This first entry in John Dos Passos's celebrated U.S.A. trilogy paints a grand picture of the United States at the dawn of the twentieth century.
"A Diego Rivera painting in written form"
The Big Money completes John Dos Passos's three-volume "fable of America's materialistic success and moral decline" (American Heritage) and marks the end of "one of the most ambitious projects that an American novelist has ever undertaken" (Time). Here we come back to America after the war and find a nation on the upswing.
"Excellent Historical (Experimental) Novel"
With 1919, the second volume of his U.S.A. trilogy, John Dos Passos continues his "vigorous and sweeping panorama of 20th-century America" (Forum), lauded on publication of the first volume not only for its scope but also for its groundbreaking style. The novel opens to find America and the world at war, and Dos Passos's characters, many of whom we met in the first volume, are thrown into the snarl.
"Gershwin's Rhapsody in Blue in story form"
When John Dos Passos published this book in 1921, its explosive portrait of World War I shocked America. Instead of glorifying the Great War, he shows three men caught in a military machine that is as dangerous for them as the foreign terrain and the enemies they fight. Fuselli leaves San Francisco for the front lines in France, anxious to move up the military ladder of success. Chrisfield, a farm boy from Indiana, feels himself swept along as he marches in a sea of other soldiers.
"Slave to the military complex"
Durch eine Fülle von Schauplätzen und Charakteren lässt John Dos Passos ein schillerndes Porträt des urbanen New Yorker Dschungels entstehen, in dem das Jagdfieber wütet: Nach Arbeit, Glück und Macht. Die Figuren der Geschichte - ein junger Einwanderer, ein Gewerkschaftsführer, ein Mörder, ein Karrierist, eine nach Selbstständigkeit strebende Frau und andere - scheinen aus der großen Masse der Stadtbewohner herausgerissen, um irgendwann wieder in ihrem Gewühl unterzugehen.
Springing from the author's first-hand experience as an ambulance driver and Red Cross worker during World War I, this autobiographical first novel is noteworthy for its vivid and colorful evocation of France at that time and for its passionate indictment of war. The author's disillusionment with war for a time turned him toward socialism and against capitalism.
"One Man's reaction to One Man's Initiation"
In Three Soldiers, Dos Passos introduces listeners to a Harvard aesthete who joins the army out of idealism, and his two buddies. One by one, their illusions crumble under the tyranny, red tape, and boredom of the military. The soldiers' reactions range from bitterness to rage, and - for one - murder in this vivid portrayal of human spirit caught in the grip of war.

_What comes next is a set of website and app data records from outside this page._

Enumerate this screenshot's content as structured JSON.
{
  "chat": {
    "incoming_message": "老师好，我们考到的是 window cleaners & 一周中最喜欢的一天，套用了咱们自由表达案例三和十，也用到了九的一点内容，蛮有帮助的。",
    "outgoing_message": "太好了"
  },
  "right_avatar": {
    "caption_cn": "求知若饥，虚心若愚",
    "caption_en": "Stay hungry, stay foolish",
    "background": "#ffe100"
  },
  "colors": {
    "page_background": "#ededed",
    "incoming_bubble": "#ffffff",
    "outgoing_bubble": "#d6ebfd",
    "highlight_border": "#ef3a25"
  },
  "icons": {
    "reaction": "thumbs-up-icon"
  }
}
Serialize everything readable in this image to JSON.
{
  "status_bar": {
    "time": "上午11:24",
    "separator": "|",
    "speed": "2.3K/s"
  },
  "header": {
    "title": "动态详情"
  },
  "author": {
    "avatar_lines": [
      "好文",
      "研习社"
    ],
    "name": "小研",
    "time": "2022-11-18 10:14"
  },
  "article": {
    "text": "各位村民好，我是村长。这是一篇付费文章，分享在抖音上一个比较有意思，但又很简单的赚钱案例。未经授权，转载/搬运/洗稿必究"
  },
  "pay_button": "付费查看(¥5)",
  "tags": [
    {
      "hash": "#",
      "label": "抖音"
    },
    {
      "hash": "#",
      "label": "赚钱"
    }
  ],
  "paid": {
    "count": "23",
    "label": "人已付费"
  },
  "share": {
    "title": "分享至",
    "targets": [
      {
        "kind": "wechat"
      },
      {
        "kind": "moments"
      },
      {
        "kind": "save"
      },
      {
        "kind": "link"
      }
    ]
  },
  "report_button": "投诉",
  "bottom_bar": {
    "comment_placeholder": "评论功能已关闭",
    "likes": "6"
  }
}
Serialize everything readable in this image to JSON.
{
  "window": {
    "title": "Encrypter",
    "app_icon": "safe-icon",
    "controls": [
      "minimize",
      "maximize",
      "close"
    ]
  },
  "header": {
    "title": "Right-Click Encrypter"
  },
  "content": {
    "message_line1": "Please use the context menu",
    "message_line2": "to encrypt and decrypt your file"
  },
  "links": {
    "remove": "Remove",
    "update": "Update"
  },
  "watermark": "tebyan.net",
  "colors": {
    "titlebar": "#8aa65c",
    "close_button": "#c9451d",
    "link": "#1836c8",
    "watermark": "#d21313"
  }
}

Making allusions to Don Quixote's wanderings on his trusty steed Rosinante, American novelist John Dos Passos creates a story of two travelers making their way by foot from Madrid to Toledo in post-World War I Spain. Along the way, they encounter simple, earthy folk on the trail and in taverns, thus providing a convenient backdrop for Dos Passos's observations on the tension between old agrarian ways and new industrial imperatives.
"Wanderings through post WWI Spain"
Von Konstantinopel aus unternimmt der 25-jährige John Dos Passos 1921 eine Reise durch den Orient. Er sieht die Zerstörungen des Türkisch-Griechischen...